He also graduated from the Illinois Chiefs of Police Management course and the Northwestern University School of Police Staff and Command course. In addition to that, he was a guest of the Israeli government to garner strategies and education from the Israeli Police and Government. ( paid for by American Israel Public Affairs Committee)
Additionally, he spent seven days incarcerated in the Lake County Jail and now has had some on-the-job experience as a corrections officer in the jail.


Curran undertook the rigorous correctional officer field-training program in the Lake County Jail and successfully completed the five-week program, plus he worked a week as a correctional officer in a  60-person housing unit from 6:45 a.m. to 3 p.m.

The Lake County Jail operates with direct supervision which means inmates live in 'pods' that have either dorm-style housing or one that has 48 one- and two-person cells that are locked overnight or when a situation calls for it. Most days the inmates are free to mingle The correction officer oversees the pod and supervises the inmates. That includes getting inmates back and forth to court, making certain they are given their medications from the nurse, coordinating visitation and going to the commissary for breakfast and lunch.

In addition to those responsibilities, a corrections officer must make rounds to each cell once every half hour or every 15 minutes for inmates who require a psychological or suicide watch. The officer also responds to questions, requests or grievances if possible, or forwarding them if not. Plus, the officer must keep a log of all activity. “It keeps you hopping,” Curran said.

If a problem arises, the officers have radios to call for help. They have no guns. Inmates who break rules can be sent to the administrative segregation unit where they are much more limited and have more rules.

Curran said the job is mostly managerial, but there are inmates who will test an officer. For example, Curran said there was one inmate who would not move out of the way to allow Curran to go in. Curran threatened him with a lock down and the inmate challenged him. Even though the sheriff made it known who he was, this inmate apparently did not know who Curran was. He said he wanted to speak to someone in command. He was locked in his cell for a day.

Asked why he took on this challenge, the sheriff said he is constantly assessing himself and the organization and how he can be better. “I thought this would be a good time to do corrections, since I needed a window of time to do this.
In order not to neglect his sheriff's duties, he went to work after he finished corrections at 3 p.m.

Direct supervision
Deputy Chief William Kinville, who has worked in corrections for 26 years, said that direct supervison is led by an inmate’s behavior and not by their charge. “We treat people humanely. There are more rules (than other jails) and they are enforced. The biggest problem is mental illness and it affects 17 percent of the inmates.” Those who have been diagnosed are given appropriate medications.

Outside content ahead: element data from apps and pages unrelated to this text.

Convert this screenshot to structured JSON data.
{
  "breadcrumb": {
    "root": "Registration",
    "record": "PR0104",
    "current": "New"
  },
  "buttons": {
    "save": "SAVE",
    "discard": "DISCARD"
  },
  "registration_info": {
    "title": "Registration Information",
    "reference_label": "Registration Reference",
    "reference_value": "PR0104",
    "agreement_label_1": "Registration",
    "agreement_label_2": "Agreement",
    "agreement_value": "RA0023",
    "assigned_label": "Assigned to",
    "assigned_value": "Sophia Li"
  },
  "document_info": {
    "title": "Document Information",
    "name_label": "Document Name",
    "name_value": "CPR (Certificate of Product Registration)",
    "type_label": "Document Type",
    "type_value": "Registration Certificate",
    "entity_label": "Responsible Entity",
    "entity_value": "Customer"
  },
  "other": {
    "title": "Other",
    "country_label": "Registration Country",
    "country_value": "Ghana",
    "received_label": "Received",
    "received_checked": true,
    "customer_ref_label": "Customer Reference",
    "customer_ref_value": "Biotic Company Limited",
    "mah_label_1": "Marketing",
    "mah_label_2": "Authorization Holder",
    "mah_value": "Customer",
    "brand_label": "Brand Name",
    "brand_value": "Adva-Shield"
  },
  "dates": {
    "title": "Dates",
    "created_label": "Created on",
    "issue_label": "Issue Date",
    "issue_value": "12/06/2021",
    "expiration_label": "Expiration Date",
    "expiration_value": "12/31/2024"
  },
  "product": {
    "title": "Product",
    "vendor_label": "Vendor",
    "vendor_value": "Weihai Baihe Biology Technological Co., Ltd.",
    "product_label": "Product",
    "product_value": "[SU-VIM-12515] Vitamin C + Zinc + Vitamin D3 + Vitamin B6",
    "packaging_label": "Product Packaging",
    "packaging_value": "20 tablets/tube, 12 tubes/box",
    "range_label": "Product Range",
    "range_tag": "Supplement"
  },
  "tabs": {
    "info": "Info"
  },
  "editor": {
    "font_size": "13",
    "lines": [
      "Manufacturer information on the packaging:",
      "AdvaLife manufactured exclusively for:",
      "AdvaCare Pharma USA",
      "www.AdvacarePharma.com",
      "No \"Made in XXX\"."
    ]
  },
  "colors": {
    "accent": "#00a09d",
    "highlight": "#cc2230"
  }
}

Kinville said the jail is working aggressively to help inmates with continued care after their release, which is hoped to reduce recidivism. Before they are released, inmates focus on re-entry and they are given phone numbers to call for help.

The Lake County Jail recently received a grant from the John D. and Catherine T. MacArthur Foundation. It was one of 20 joining the Safety and Justice Challenge, a national $100 million initiative to reduce over-incarceration by changing the way America thinks about and uses jails.


Lake County and the other jurisdictions will design and test justice reforms designed to safely reduce racial and ethnic disparities. The County will be given support and expert technical assistance. The county will receive $50,000 and is eligible for more funding.